Spurned in his bids to buy the NFL's Detroit Lions and NHL's Detroit Red Wings, Davidson became majority owner of the Pistons in 1974 and acquired the NHL's Tampa Bay Lightning in 1999, spending lavishly on both teams.
Davidson bought a plane -- Roundball One -- and built a state-of-the-art practice facility for the club, and used it himself to work out.
The Palace, located less than a half-mile (500 meters) from Guardian Industries headquarters, was built for $90 million -- all of it Davidson's money -- and won instant acclaim as a sports and entertainment venue when it opened in 1988.

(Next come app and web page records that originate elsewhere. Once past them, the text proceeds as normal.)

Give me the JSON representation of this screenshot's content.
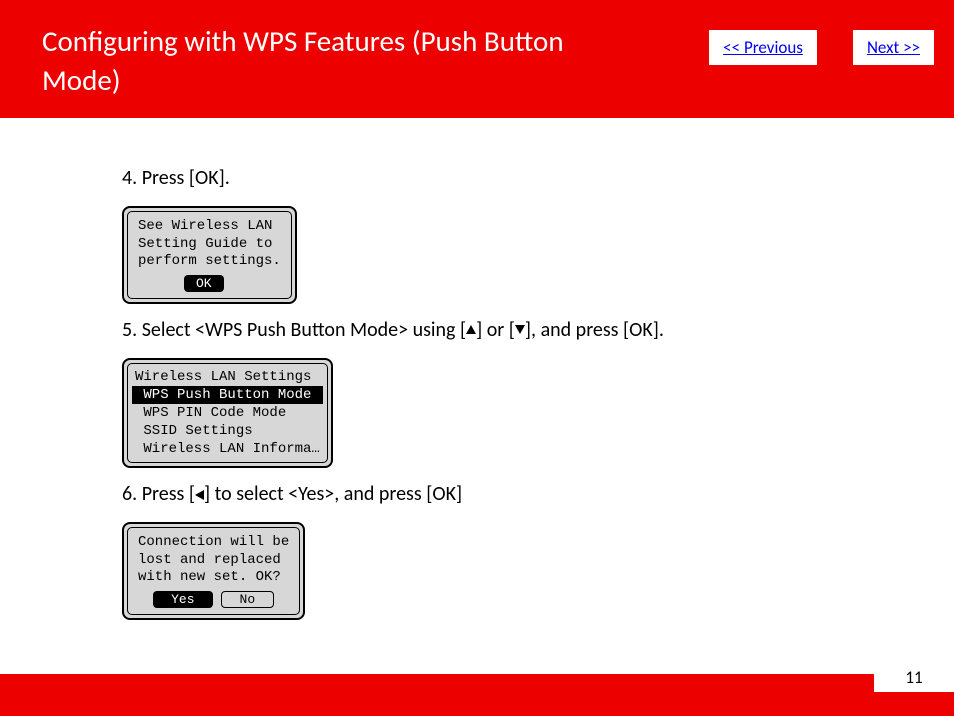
{
  "header": {
    "title": "Configuring with WPS Features (Push Button Mode)"
  },
  "nav": {
    "previous": "<< Previous",
    "next": "Next >>"
  },
  "steps": {
    "s4": "4. Press [OK].",
    "s5_a": "5. Select <WPS Push Button Mode> using [",
    "s5_b": "] or [",
    "s5_c": "], and press [OK].",
    "s6_a": "6. Press [",
    "s6_b": "] to select <Yes>, and press [OK]"
  },
  "screen1": {
    "line1": "See Wireless LAN",
    "line2": "Setting Guide to",
    "line3": "perform settings.",
    "ok": "OK"
  },
  "screen2": {
    "item1": "Wireless LAN Settings",
    "item2": " WPS Push Button Mode",
    "item3": " WPS PIN Code Mode",
    "item4": " SSID Settings",
    "item5": " Wireless LAN Informa…"
  },
  "screen3": {
    "line1": "Connection will be",
    "line2": "lost and replaced",
    "line3": "with new set. OK?",
    "yes": "Yes",
    "no": "No"
  },
  "page": {
    "number": "11"
  }
}
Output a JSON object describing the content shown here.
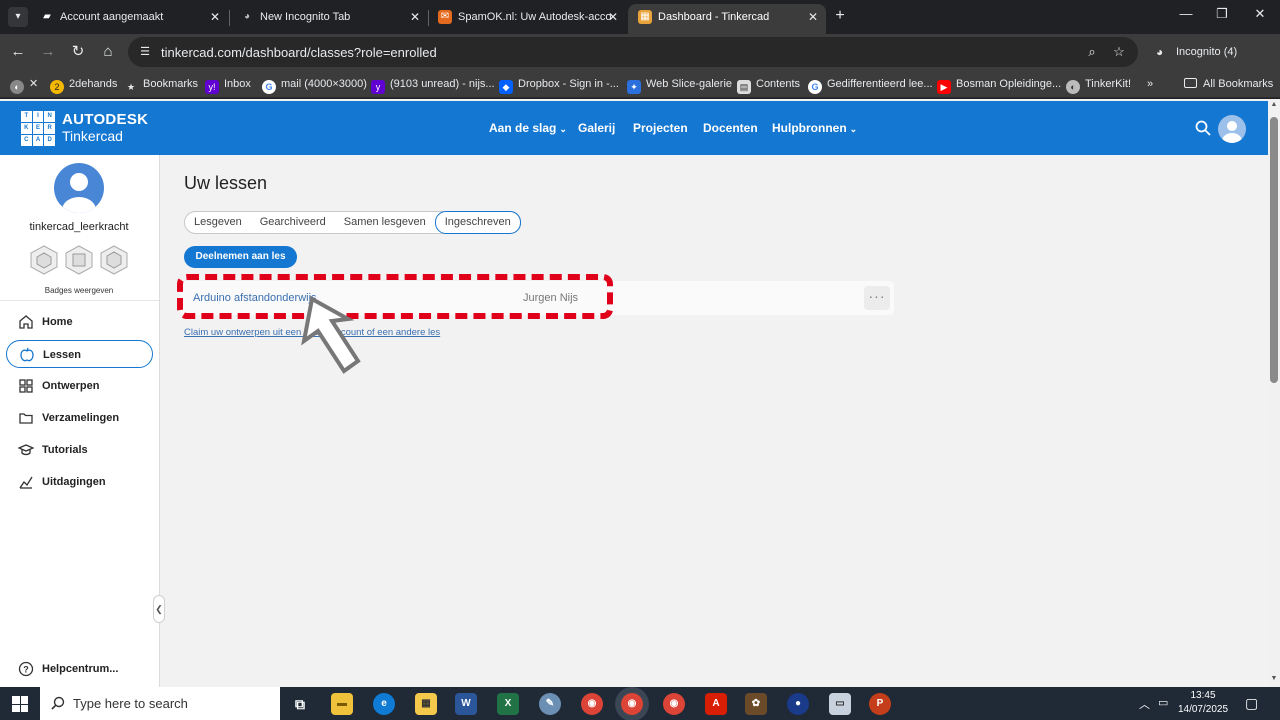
{
  "browser": {
    "tabs": [
      {
        "title": "Account aangemaakt",
        "fav_color": "#1a1a1a",
        "fav_glyph": "▰"
      },
      {
        "title": "New Incognito Tab",
        "fav_color": "#202124",
        "fav_glyph": "◕"
      },
      {
        "title": "SpamOK.nl: Uw Autodesk-acco",
        "fav_color": "#e46a1e",
        "fav_glyph": "✉"
      },
      {
        "title": "Dashboard - Tinkercad",
        "fav_color": "#e8a33b",
        "fav_glyph": "▦"
      }
    ],
    "url": "tinkercad.com/dashboard/classes?role=enrolled",
    "incognito_label": "Incognito (4)",
    "bookmarks": [
      {
        "label": "2dehands",
        "color": "#f5b800",
        "glyph": "2"
      },
      {
        "label": "Bookmarks",
        "color": "#3c3c3c",
        "glyph": "★"
      },
      {
        "label": "Inbox",
        "color": "#5f01d1",
        "glyph": "y!"
      },
      {
        "label": "mail (4000×3000)",
        "color": "#ffffff",
        "glyph": "G"
      },
      {
        "label": "(9103 unread) - nijs...",
        "color": "#6001d2",
        "glyph": "y"
      },
      {
        "label": "Dropbox - Sign in -...",
        "color": "#0061fe",
        "glyph": "◆"
      },
      {
        "label": "Web Slice-galerie",
        "color": "#2b6fdc",
        "glyph": "✦"
      },
      {
        "label": "Contents",
        "color": "#dddddd",
        "glyph": "▤"
      },
      {
        "label": "Gedifferentieerd lee...",
        "color": "#ffffff",
        "glyph": "G"
      },
      {
        "label": "Bosman Opleidinge...",
        "color": "#ff0000",
        "glyph": "▶"
      },
      {
        "label": "TinkerKit!",
        "color": "#bbbbbb",
        "glyph": "◐"
      }
    ],
    "all_bookmarks": "All Bookmarks",
    "overflow": "»"
  },
  "header": {
    "brand_top": "AUTODESK",
    "brand_bottom": "Tinkercad",
    "logo_letters": [
      "TIN",
      "KER",
      "CAD"
    ],
    "nav": [
      {
        "label": "Aan de slag",
        "dropdown": true
      },
      {
        "label": "Galerij",
        "dropdown": false
      },
      {
        "label": "Projecten",
        "dropdown": false
      },
      {
        "label": "Docenten",
        "dropdown": false
      },
      {
        "label": "Hulpbronnen",
        "dropdown": true
      }
    ]
  },
  "sidebar": {
    "username": "tinkercad_leerkracht",
    "badges_link": "Badges weergeven",
    "items": [
      {
        "label": "Home",
        "icon": "home-icon"
      },
      {
        "label": "Lessen",
        "icon": "apple-icon",
        "active": true
      },
      {
        "label": "Ontwerpen",
        "icon": "grid-icon"
      },
      {
        "label": "Verzamelingen",
        "icon": "folder-icon"
      },
      {
        "label": "Tutorials",
        "icon": "graduation-icon"
      },
      {
        "label": "Uitdagingen",
        "icon": "chart-icon"
      }
    ],
    "help": "Helpcentrum..."
  },
  "main": {
    "title": "Uw lessen",
    "tabs": [
      {
        "label": "Lesgeven"
      },
      {
        "label": "Gearchiveerd"
      },
      {
        "label": "Samen lesgeven"
      },
      {
        "label": "Ingeschreven",
        "active": true
      }
    ],
    "join_button": "Deelnemen aan les",
    "class_row": {
      "name": "Arduino afstandonderwijs",
      "teacher": "Jurgen Nijs",
      "more": "···"
    },
    "claim_link": "Claim uw ontwerpen uit een ander account of een andere les"
  },
  "taskbar": {
    "search_placeholder": "Type here to search",
    "time": "13:45",
    "date": "14/07/2025"
  },
  "colors": {
    "brand_blue": "#1477d1",
    "highlight_red": "#e0001a"
  }
}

"Obviously it's difficult news for those of us that knew him and for his family, but he lived a very rich life and helped untold thousands, and probably millions of people with all of his philanthropic things which frankly he never wanted anybody to talk about," said Dallas coach Rick Carlisle, who coached the Pistons for two seasons. "So it was an incredible life that he lived."
The Lightning and the Pistons won the NHL and NBA titles eight days apart in June 2004, making Davidson the first owner of concurrent champions in major North American team sports. Under Davidson, the Pistons also won NBA titles in 1989 and 1990.
The Shock had won the WNBA championship eight months earlier, having risen from last place and the threat of folding in 2002 to first place and league-leading crowds the following year. The Shock also won the league championship in 2006.
Davidson sold the Lightning last year.